Stored items
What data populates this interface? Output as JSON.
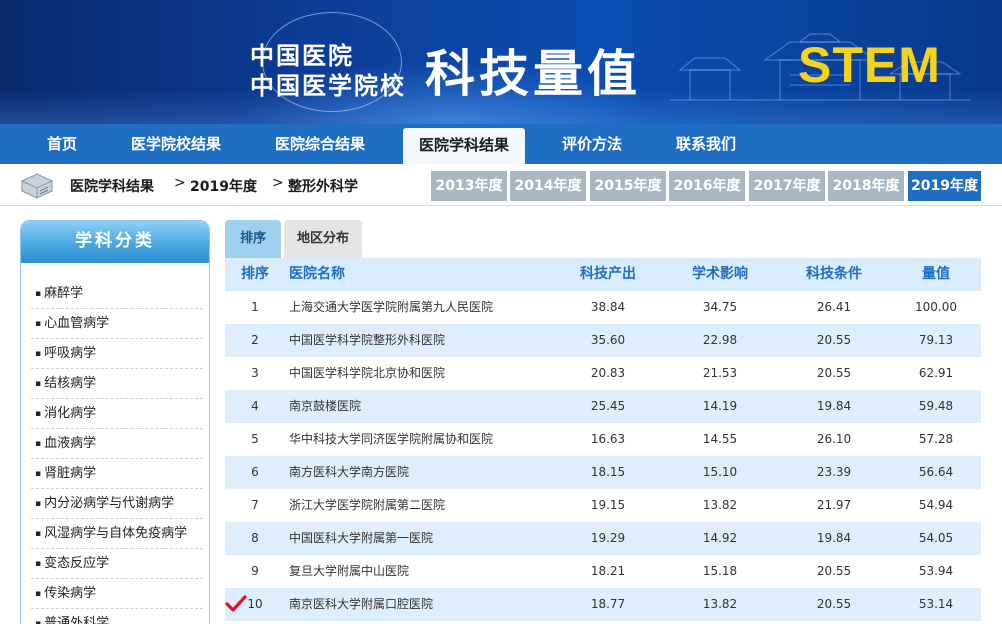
{
  "banner": {
    "logo_line1": "中国医院",
    "logo_line2": "中国医学院校",
    "title": "科技量值",
    "badge": "STEM"
  },
  "nav": {
    "items": [
      {
        "label": "首页"
      },
      {
        "label": "医学院校结果"
      },
      {
        "label": "医院综合结果"
      },
      {
        "label": "医院学科结果",
        "active": true
      },
      {
        "label": "评价方法"
      },
      {
        "label": "联系我们"
      }
    ]
  },
  "breadcrumb": {
    "level1": "医院学科结果",
    "level2": "2019年度",
    "level3": "整形外科学",
    "separator": ">"
  },
  "years": [
    "2013年度",
    "2014年度",
    "2015年度",
    "2016年度",
    "2017年度",
    "2018年度",
    "2019年度"
  ],
  "active_year": "2019年度",
  "sidebar": {
    "title": "学科分类",
    "items": [
      "麻醉学",
      "心血管病学",
      "呼吸病学",
      "结核病学",
      "消化病学",
      "血液病学",
      "肾脏病学",
      "内分泌病学与代谢病学",
      "风湿病学与自体免疫病学",
      "变态反应学",
      "传染病学",
      "普通外科学"
    ]
  },
  "tabs": {
    "rank": "排序",
    "region": "地区分布"
  },
  "table": {
    "headers": {
      "rank": "排序",
      "name": "医院名称",
      "output": "科技产出",
      "impact": "学术影响",
      "condition": "科技条件",
      "value": "量值"
    },
    "rows": [
      {
        "rank": "1",
        "name": "上海交通大学医学院附属第九人民医院",
        "output": "38.84",
        "impact": "34.75",
        "condition": "26.41",
        "value": "100.00"
      },
      {
        "rank": "2",
        "name": "中国医学科学院整形外科医院",
        "output": "35.60",
        "impact": "22.98",
        "condition": "20.55",
        "value": "79.13"
      },
      {
        "rank": "3",
        "name": "中国医学科学院北京协和医院",
        "output": "20.83",
        "impact": "21.53",
        "condition": "20.55",
        "value": "62.91"
      },
      {
        "rank": "4",
        "name": "南京鼓楼医院",
        "output": "25.45",
        "impact": "14.19",
        "condition": "19.84",
        "value": "59.48"
      },
      {
        "rank": "5",
        "name": "华中科技大学同济医学院附属协和医院",
        "output": "16.63",
        "impact": "14.55",
        "condition": "26.10",
        "value": "57.28"
      },
      {
        "rank": "6",
        "name": "南方医科大学南方医院",
        "output": "18.15",
        "impact": "15.10",
        "condition": "23.39",
        "value": "56.64"
      },
      {
        "rank": "7",
        "name": "浙江大学医学院附属第二医院",
        "output": "19.15",
        "impact": "13.82",
        "condition": "21.97",
        "value": "54.94"
      },
      {
        "rank": "8",
        "name": "中国医科大学附属第一医院",
        "output": "19.29",
        "impact": "14.92",
        "condition": "19.84",
        "value": "54.05"
      },
      {
        "rank": "9",
        "name": "复旦大学附属中山医院",
        "output": "18.21",
        "impact": "15.18",
        "condition": "20.55",
        "value": "53.94"
      },
      {
        "rank": "10",
        "name": "南京医科大学附属口腔医院",
        "output": "18.77",
        "impact": "13.82",
        "condition": "20.55",
        "value": "53.14",
        "checked": true
      }
    ]
  },
  "colors": {
    "nav_blue": "#1f6ec4",
    "badge_yellow": "#f5d21b",
    "row_alt": "#deeefc",
    "header_text": "#1f6ec4",
    "check_red": "#e0141e"
  },
  "icons": {
    "breadcrumb": "server-box-icon",
    "row_marker": "red-checkmark-icon"
  }
}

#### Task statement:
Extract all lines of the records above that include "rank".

#### Reply to the exercise:
    "rank": "排序",
      "rank": "排序",
        "rank": "1",
        "rank": "2",
        "rank": "3",
        "rank": "4",
        "rank": "5",
        "rank": "6",
        "rank": "7",
        "rank": "8",
        "rank": "9",
        "rank": "10",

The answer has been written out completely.